For the anti-wrapper, we'd need to unwrap each GM class into structs (if data is public) or handles; and functions (which were previously member functions). So gmMachine::ExecuteString would have to be unwrapped to something such as gmMachine_ExecuteString, which would then take an object handle to a gmMachine object (to act as 'this'). Bear in mind that C APIs generally have warts, or library prefixes, to distinguish similar functions from different libraries. For this test, I'm looking at the warts gmcapi, or even just gmc.
Where we have a GM program that goes as follows:
gmMachine *gm = new gmMachine();
gm->ExecuteString( "global a = 1234; print( a );" );
gmTableObject *tab = gm->GetGlobals();
gmVariable v = tab->Get( gm, "a" );
v.m_value.m_int = 9876;
tab->Set( gm, "a", v );
gm->ExecuteString( "print( a );" );
The same program in our unwrapped (and warted) API would look as follows:
gmc_gmMachine gm = gmc_gmMachine_New();
gmc_gmMachine_ExecuteString( gm, "global a = 1234; print( a );" );
gmc_gmTableObject tab = gmc_gmMachine_GetGlobals( gm );
gmc_gmVariable v = gmc_gmTableObject_Get( tab, gm, "a" );
v.m_value.m_int = 9876;
gmc_gmTableObject_Set( tab, gm, "a", v );
gmc_gmMachine_ExecuteString( gm, "print( a );" );
gmc_gmMachine_Delete( gm );
Yes, the API looks a little noiser and is more verbose, but it works.
My main questions are regarding styling and naming conventions.
- Would the wart gmc_ or gmcapi_ be preferable to you?

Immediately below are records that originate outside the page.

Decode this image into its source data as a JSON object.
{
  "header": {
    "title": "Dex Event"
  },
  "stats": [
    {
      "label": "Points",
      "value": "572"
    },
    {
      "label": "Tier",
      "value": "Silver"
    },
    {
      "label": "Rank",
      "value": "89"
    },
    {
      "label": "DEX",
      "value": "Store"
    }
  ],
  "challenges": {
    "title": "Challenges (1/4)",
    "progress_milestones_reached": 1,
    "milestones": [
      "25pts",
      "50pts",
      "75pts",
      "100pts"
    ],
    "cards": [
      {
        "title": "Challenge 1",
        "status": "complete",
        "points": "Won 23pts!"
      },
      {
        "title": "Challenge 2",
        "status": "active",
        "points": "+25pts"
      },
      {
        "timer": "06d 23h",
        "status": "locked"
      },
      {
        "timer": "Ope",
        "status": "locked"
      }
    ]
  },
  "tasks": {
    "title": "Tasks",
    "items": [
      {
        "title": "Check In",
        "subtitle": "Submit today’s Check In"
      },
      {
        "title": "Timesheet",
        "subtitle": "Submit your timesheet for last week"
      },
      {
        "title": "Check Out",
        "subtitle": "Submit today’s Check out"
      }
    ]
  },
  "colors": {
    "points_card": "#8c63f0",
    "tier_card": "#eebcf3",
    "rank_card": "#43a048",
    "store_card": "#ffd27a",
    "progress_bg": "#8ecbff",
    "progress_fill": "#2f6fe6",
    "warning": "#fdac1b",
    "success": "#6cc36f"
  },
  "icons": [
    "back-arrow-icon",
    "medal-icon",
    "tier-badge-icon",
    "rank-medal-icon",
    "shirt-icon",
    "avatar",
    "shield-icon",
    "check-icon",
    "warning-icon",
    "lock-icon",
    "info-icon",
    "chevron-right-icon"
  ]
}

- Should functions be cased as they are in the example above, or would you prefer C naming conventions such as:
The last one is how I'd say the C world is used to APIs, but I think I'd prefer the first example. From there it's instantly clear which gm class it was taken from, and which function was used.

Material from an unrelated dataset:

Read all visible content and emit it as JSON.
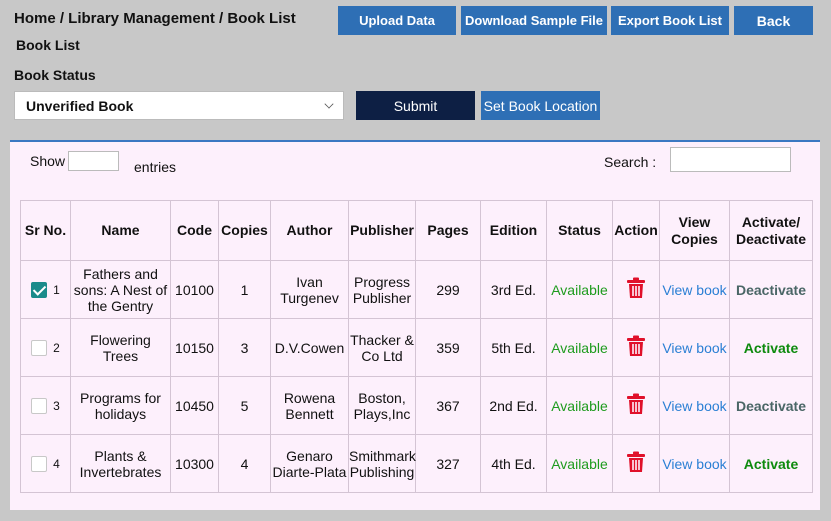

It all comes down to preference, I guess. which owuld you prefer to see/use if you HAD to use this API? (Not that many people will).

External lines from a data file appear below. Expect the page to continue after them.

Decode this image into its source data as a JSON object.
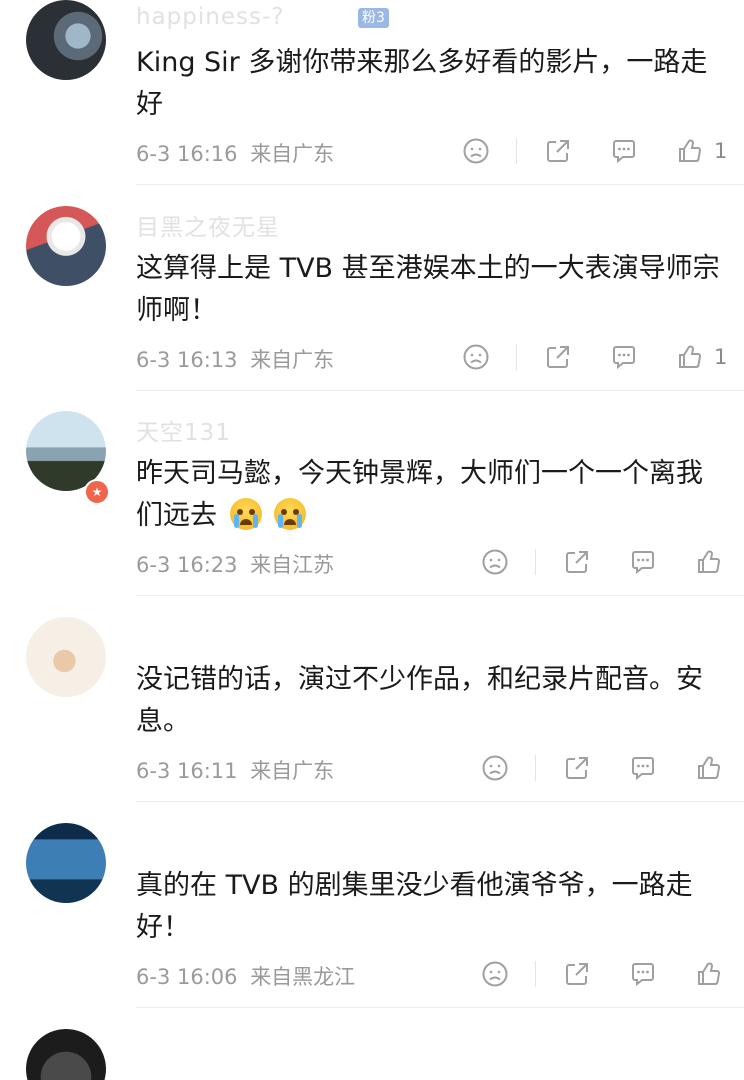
{
  "comments": [
    {
      "username": "happiness-?",
      "fan_badge": "粉3",
      "text": "King Sir 多谢你带来那么多好看的影片，一路走好",
      "time": "6-3 16:16",
      "source": "来自广东",
      "like_count": "1"
    },
    {
      "username": "目黑之夜无星",
      "text": "这算得上是 TVB 甚至港娱本土的一大表演导师宗师啊！",
      "time": "6-3 16:13",
      "source": "来自广东",
      "like_count": "1"
    },
    {
      "username": "天空131",
      "text": "昨天司马懿，今天钟景辉，大师们一个一个离我们远去",
      "time": "6-3 16:23",
      "source": "来自江苏",
      "like_count": ""
    },
    {
      "username": "",
      "text": "没记错的话，演过不少作品，和纪录片配音。安息。",
      "time": "6-3 16:11",
      "source": "来自广东",
      "like_count": ""
    },
    {
      "username": "",
      "text": "真的在 TVB 的剧集里没少看他演爷爷，一路走好！",
      "time": "6-3 16:06",
      "source": "来自黑龙江",
      "like_count": ""
    }
  ],
  "icons": {
    "dislike": "frown-icon",
    "share": "share-icon",
    "comment": "comment-icon",
    "like": "thumbs-up-icon"
  },
  "colors": {
    "text": "#1a1a1a",
    "meta": "#9a9a9a",
    "icon": "#a0a0a0",
    "verified_badge": "#f0654b"
  }
}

My main motivation behind this is so that I can use GM with VB6 at work, and use P/Invoke directly on this API via a DLL so that people can start using GM in C# and .NET.
Progress so far is that I've coded up the above example so it works; I stopped to ask this question so I didn't get too far down the wrong track and had to change the entire API for stylistic reasons :p